Interested in listening to the music used in the study? Click the links below!
- Beethoven’s Moonlight Sonata, 1st movement
- Vivaldi’s Spring (The Four Seasons)
- Chopin’s Nocturne in E-Flat Major, Op.9, No.2
- Born, J., & Wilhelm, I. (2012). System consolidation of memory during sleep. Psychological research, 76(2), 192–203. https://doi.org/10.1007/s00426-011-0335-6
- Bottiroli S, Rosi A, Russo R, Vecchi T and Cavallini E (2014) The cognitive effects of listening to background music on older adults: processing speed improves with upbeat music, while memory seems to benefit from both upbeat and downbeat music. Front. Aging Neurosci. 6:284. doi: 10.3389/fnagi.2014.00284
- Chan, M., & Han, Y. (2022). The functional brain networks activated by music listening: A neuroimaging meta-analysis and implications for treatment. Neuropsychology, 36(1), 4–22. https://doi.org/10.1037/neu0000777
- Conklin, A. I., Yao, C. A., & Richardson, C. G. (2018). Chronic sleep deprivation and gender-specific risk of depression in adolescents: a prospective population-based study. BMC public health, 18(1), 724. https://doi.org/10.1186/s12889-018-5656-6
- Cousins, J. N., Sasmita, K., & Chee, M. (2018). Memory encoding is impaired after multiple nights of partial sleep restriction.
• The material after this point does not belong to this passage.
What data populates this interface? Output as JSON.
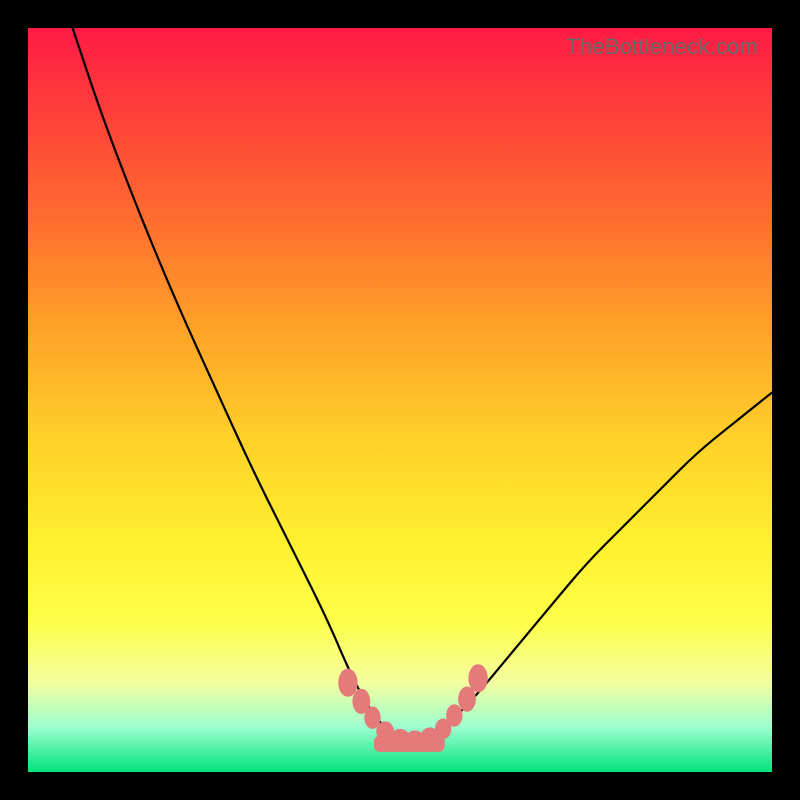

Journal of sleep research, 27(1), 138–145. https://doi.org/10.1111/jsr.12578
- Gao, C., Fillmore, P., & Scullin, M. K. (2020). Classical music, educational learning, and slow wave sleep: A targeted memory reactivation experiment. Neurobiology of learning and memory, 171, 107206. https://doi.org/10.1016/j.nlm.2020.107206
- Goldstein-Piekarski, A. N., Greer, S. M., Saletin, J. M., Harvey, A. G., Williams, L. M., &
- Walker, M. P. (2018). Sex, Sleep Deprivation, and the Anxious Brain. Journal of cognitive neuroscience, 30(4), 565–578. https://doi.org/10.1162/jocn_a_01225
- Grandner M. A. (2012). Sleep duration across the lifespan: implications for health. Sleep medicine reviews, 16(3), 199–201. https://doi.org/10.1016/j.smrv.2012.02.001
- Thompson, W. F., Schellenberg, E. G., & Husain, G. (2001). Arousal, mood, and the Mozart effect. Psychological science, 12(3), 248–251. https://doi.org/10.1111/1467-9280.00345